In September and October, the Department of Justice (DOJ) announced four record-breaking False Claims Act settlements – ranging from $25 million to $115 million – involving health care systems that allegedly made improper payments to referring physicians in violation of the Stark Law. The DOJ press release for each of the settlements can be accessed here: Columbus Regional Healthcare System, North Broward Hospital District, Adventist Health, and Tuomey Healthcare System. While the specific facts and circumstances giving rise to these settlements is different in each case, the allegations in each of these settlements involved above fair market value payments to the referring physicians and payments which allegedly reflected either directly or indirectly the volume or value of the physicians DHS referrals to the health care system, both of which are prohibited by the Stark Law. With the continued focus of the government on investigating and prosecuting matters involving compliance with the Stark Law, health care systems entering into compensation arrangements with referring physicians must have robust processes in place to ensure that the compensation arrangements – at the time that they are structured and during the course of the arrangement – don’t run afoul of the Stark Law.
There are several applicable Stark Law exceptions for arrangements between health care systems and employed physicians and independent contractor physicians, as well as specific rules for compensation arrangements with physicians who are employed by a group practice.
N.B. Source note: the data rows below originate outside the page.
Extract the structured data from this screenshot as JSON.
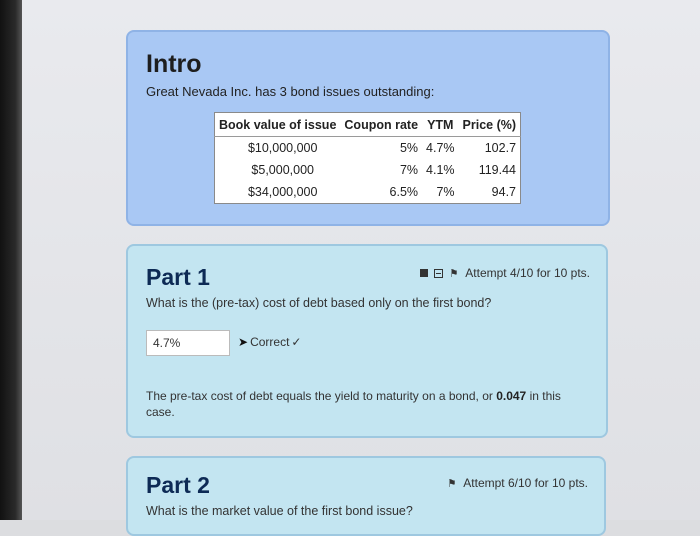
{
  "intro": {
    "title": "Intro",
    "description": "Great Nevada Inc. has 3 bond issues outstanding:",
    "table": {
      "headers": [
        "Book value of issue",
        "Coupon rate",
        "YTM",
        "Price (%)"
      ],
      "rows": [
        [
          "$10,000,000",
          "5%",
          "4.7%",
          "102.7"
        ],
        [
          "$5,000,000",
          "7%",
          "4.1%",
          "119.44"
        ],
        [
          "$34,000,000",
          "6.5%",
          "7%",
          "94.7"
        ]
      ]
    }
  },
  "part1": {
    "title": "Part 1",
    "attempt": "Attempt 4/10 for 10 pts.",
    "question": "What is the (pre-tax) cost of debt based only on the first bond?",
    "answer_value": "4.7%",
    "status": "Correct",
    "explanation_pre": "The pre-tax cost of debt equals the yield to maturity on a bond, or ",
    "explanation_value": "0.047",
    "explanation_post": " in this case."
  },
  "part2": {
    "title": "Part 2",
    "attempt": "Attempt 6/10 for 10 pts.",
    "question": "What is the market value of the first bond issue?"
  }
}
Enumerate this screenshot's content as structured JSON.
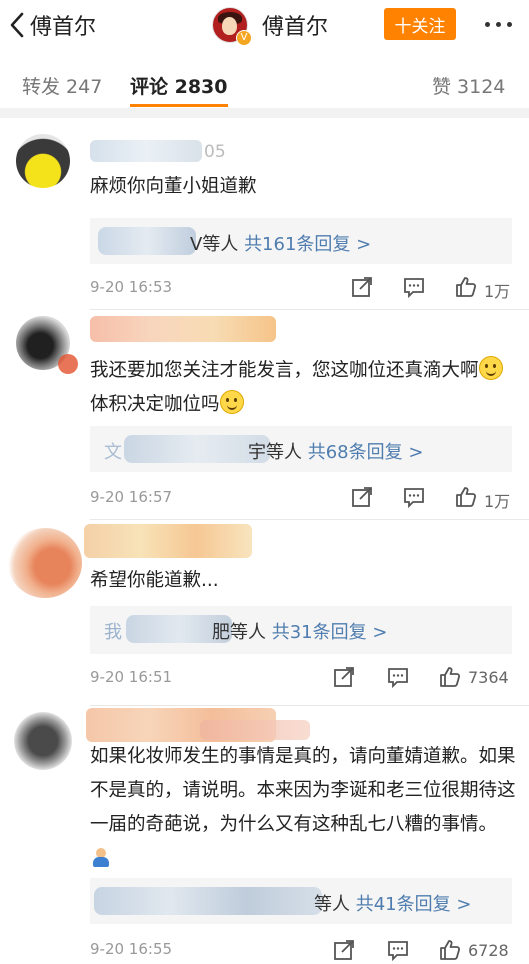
{
  "header": {
    "back_label": "傅首尔",
    "title": "傅首尔",
    "verified_badge": "V",
    "follow_label": "十关注"
  },
  "tabs": [
    {
      "label": "转发 247"
    },
    {
      "label": "评论 2830"
    },
    {
      "label": "赞 3124"
    }
  ],
  "colors": {
    "accent": "#ff8200",
    "link": "#507daf"
  },
  "comments": [
    {
      "name_tail": "05",
      "text": "麻烦你向董小姐道歉",
      "reply_suffix": "V等人",
      "reply_link": "共161条回复 >",
      "time": "9-20 16:53",
      "likes": "1万"
    },
    {
      "text_part1": "我还要加您关注才能发言，您这咖位还真滴大啊",
      "text_part2": "体积决定咖位吗",
      "reply_prefix": "文",
      "reply_suffix": "宇等人",
      "reply_link": "共68条回复 >",
      "time": "9-20 16:57",
      "likes": "1万"
    },
    {
      "text": "希望你能道歉...",
      "reply_prefix": "我",
      "reply_suffix": "肥等人",
      "reply_link": "共31条回复 >",
      "time": "9-20 16:51",
      "likes": "7364"
    },
    {
      "text": "如果化妆师发生的事情是真的，请向董婧道歉。如果不是真的，请说明。本来因为李诞和老三位很期待这一届的奇葩说，为什么又有这种乱七八糟的事情。",
      "reply_suffix": "等人",
      "reply_link": "共41条回复 >",
      "time": "9-20 16:55",
      "likes": "6728"
    }
  ]
}
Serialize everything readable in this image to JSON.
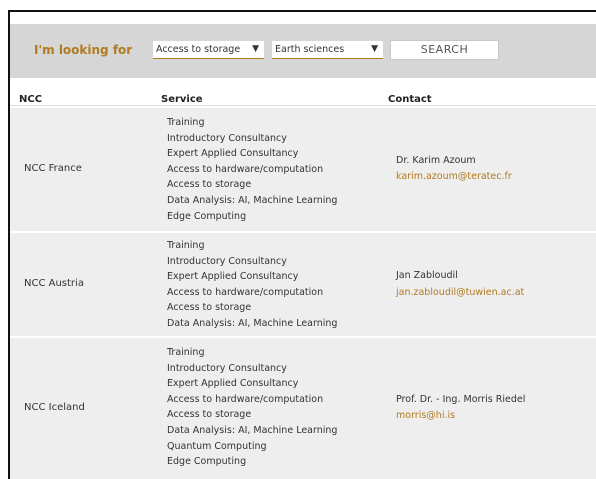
{
  "filter": {
    "label": "I'm looking for",
    "service_select": "Access to storage",
    "domain_select": "Earth sciences",
    "search_label": "SEARCH",
    "arrow": "▼"
  },
  "table": {
    "headers": [
      "NCC",
      "Service",
      "Contact"
    ],
    "rows": [
      {
        "ncc": "NCC France",
        "services": [
          "Training",
          "Introductory Consultancy",
          "Expert Applied Consultancy",
          "Access to hardware/computation",
          "Access to storage",
          "Data Analysis: AI, Machine Learning",
          "Edge Computing"
        ],
        "contact_name": "Dr. Karim Azoum",
        "contact_email": "karim.azoum@teratec.fr"
      },
      {
        "ncc": "NCC Austria",
        "services": [
          "Training",
          "Introductory Consultancy",
          "Expert Applied Consultancy",
          "Access to hardware/computation",
          "Access to storage",
          "Data Analysis: AI, Machine Learning"
        ],
        "contact_name": "Jan Zabloudil",
        "contact_email": "jan.zabloudil@tuwien.ac.at"
      },
      {
        "ncc": "NCC Iceland",
        "services": [
          "Training",
          "Introductory Consultancy",
          "Expert Applied Consultancy",
          "Access to hardware/computation",
          "Access to storage",
          "Data Analysis: AI, Machine Learning",
          "Quantum Computing",
          "Edge Computing"
        ],
        "contact_name": "Prof. Dr. - Ing. Morris Riedel",
        "contact_email": "morris@hi.is"
      }
    ]
  },
  "colors": {
    "accent": "#b07a1f",
    "filter_bg": "#d6d6d6",
    "row_bg": "#eeeeee"
  }
}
A comprehensive discussion of all of the requirements of each of the applicable exceptions is beyond the scope of this post. With that in mind, though, there are certain core requirements that health care systems should consider addressing when developing processes designed to ensure that compensation arrangements with referring physicians comply with the Stark Laws. These requirements include the following:
Ensuring that physician compensation arrangements comply with the Stark Law is no easy task. There are design, implementation and ongoing monitoring requirements, all of which present unique challenges not only from a legal perspective, but also from an operational perspective. As evidenced by the recent DOJ settlements, the risk of non-compliance is significant, again reinforcing the importance of assuring that the legal, business, finance and operations teams coordinate their efforts to manage this risk.